IDEAS home Printed from https://ideas.repec.org/
MyIDEAS: Log in (now much improved!) to save this paper

A new approach to measuring and studying the characteristics of class membership: The progress of poverty, inequality and polarization of income classes in urban China

Listed author(s):
  • Gordon Anderson
  • Alessio Farcomeni
  • Grazia Pittau
  • Roberto Zelli

Classifying agents into subgroups in order to measure the plight of the "poor", "middle class" or "rich" is common place in economics, unfortunately the definition of class boundaries is contentious and beset with problems. Here a technique based on mixture models is proposed for surmounting these problems by determining the number of classes in a population and estimating the probability that an agent belongs to a particular class. All of the familiar statistics for describing the classes remain available and the possibility of studying the determinants of class membership is raised. As a substantive illustration we analyze household income in Urban China in the last decade of the 20th Century. Four income groups are classified and the progress of those "poor", "lower middle", "upper middle" and "rich" classes are related to household and regional characteristics to study the impact of urbanization and the one child policy on class membership over the period.

If you experience problems downloading a file, check if you have the proper application to view it first. In case of further problems read the IDEAS help page. Note that these files are not on the IDEAS site. Please be patient as the files may be large.

File URL: https://www.economics.utoronto.ca/public/workingPapers/tecipa-521.pdf
File Function: Main Text
Download Restriction: no

Paper provided by University of Toronto, Department of Economics in its series Working Papers with number tecipa-521.

as
in new window

Length: Unknown pages
Date of creation: 20 Oct 2014
Handle: RePEc:tor:tecipa:tecipa-521
Contact details of provider: Postal:
150 St. George Street, Toronto, Ontario

Phone: (416) 978-5283

References listed on IDEAS
Please report citation or reference errors to , or , if you are the registered author of the cited work, log in to your RePEc Author Service profile, click on "citations" and make appropriate adjustments.:

as
in new window

  1. Anderson, Gordon & Leo, Teng Wah, 2013. "An empirical examination of matching theories: The one child policy, partner choice and matching intensity in urban China," Journal of Comparative Economics, Elsevier, vol. 41(2), pages 468-489.
  2. John Hills, 2002. "Following or leading public opinion? Social security policy and public attitudes since 1997," LSE Research Online Documents on Economics 4193, London School of Economics and Political Science, LSE Library.
  3. Anthony B. Atkinson & Andrea Brandolini, 2011. "On the identification of the “middle class”," Working Papers 217, ECINEQ, Society for the Study of Economic Inequality.
  4. John Hills, 2002. "Following or Leading Public Opinion? Social Security Policy and Public Attitudes Since 1997," Fiscal Studies, Institute for Fiscal Studies, vol. 23(4), pages 539-558, December.
  5. Yitzhaki, Shlomo, 1994. "Economic distance and overlapping of distributions," Journal of Econometrics, Elsevier, vol. 61(1), pages 147-159, March.
  6. Maria Grazia Pittau & Roberto Zelli & Paul A. Johnson, 2010. "Mixture Models, Convergence Clubs, And Polarization," Review of Income and Wealth, International Association for Research in Income and Wealth, vol. 56(1), pages 102-122, 03.
  7. Gordon Anderson & Oliver Linton & Teng Leo, 2012. "A polarization-cohesion perspective on cross-country convergence," Journal of Economic Growth, Springer, vol. 17(1), pages 49-69, March.
  8. Gong, Cathy Honge & Meng, Xin, 2008. "Regional Price Differences in Urban China 1986-2001: Estimation and Implication," IZA Discussion Papers 3621, Institute for the Study of Labor (IZA).
Full references (including those not matched with items on IDEAS)
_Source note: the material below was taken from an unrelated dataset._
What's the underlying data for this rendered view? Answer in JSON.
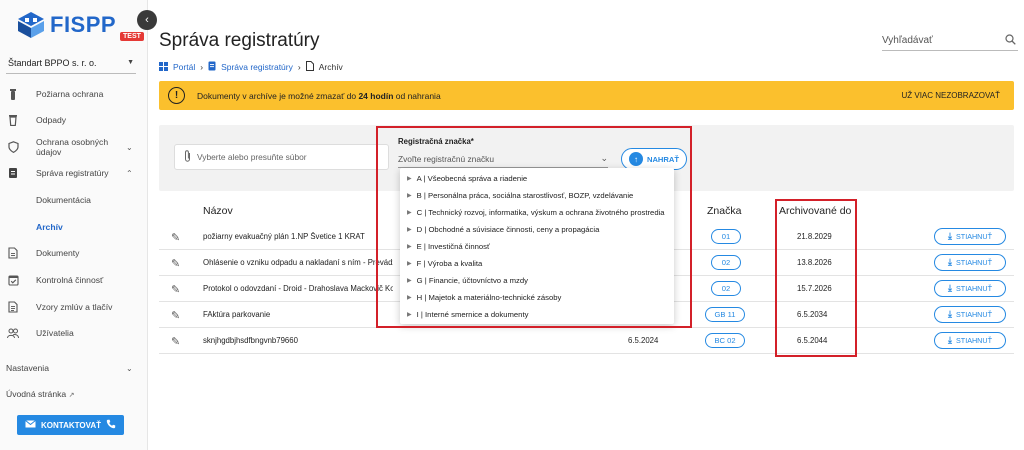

This item is not listed on Wikipedia, on a reading list or among the top items on IDEAS.

When requesting a correction, please mention this item's handle: RePEc:tor:tecipa:tecipa-521. See general information about how to correct material in RePEc.

For technical questions regarding this item, or to correct its authors, title, abstract, bibliographic or download information, contact: (RePEc Maintainer)

If you have authored this item and are not yet registered with RePEc, we encourage you to do it here. This allows to link your profile to this item. It also allows you to accept potential citations to this item that we are uncertain about.

If references are entirely missing, you can add them using this form.

If the full references list an item that is present in RePEc, but the system did not link to it, you can help with this form.

If you know of missing items citing this one, you can help us creating those links by adding the relevant references in the same way as above, for each refering item. If you are a registered author of this item, you may also want to check the "citations" tab in your profile, as there may be some citations waiting for confirmation.

Please note that corrections may take a couple of weeks to filter through the various RePEc services.

This information is provided to you by IDEAS at the Research Division of the Federal Reserve Bank of St. Louis using RePEc data.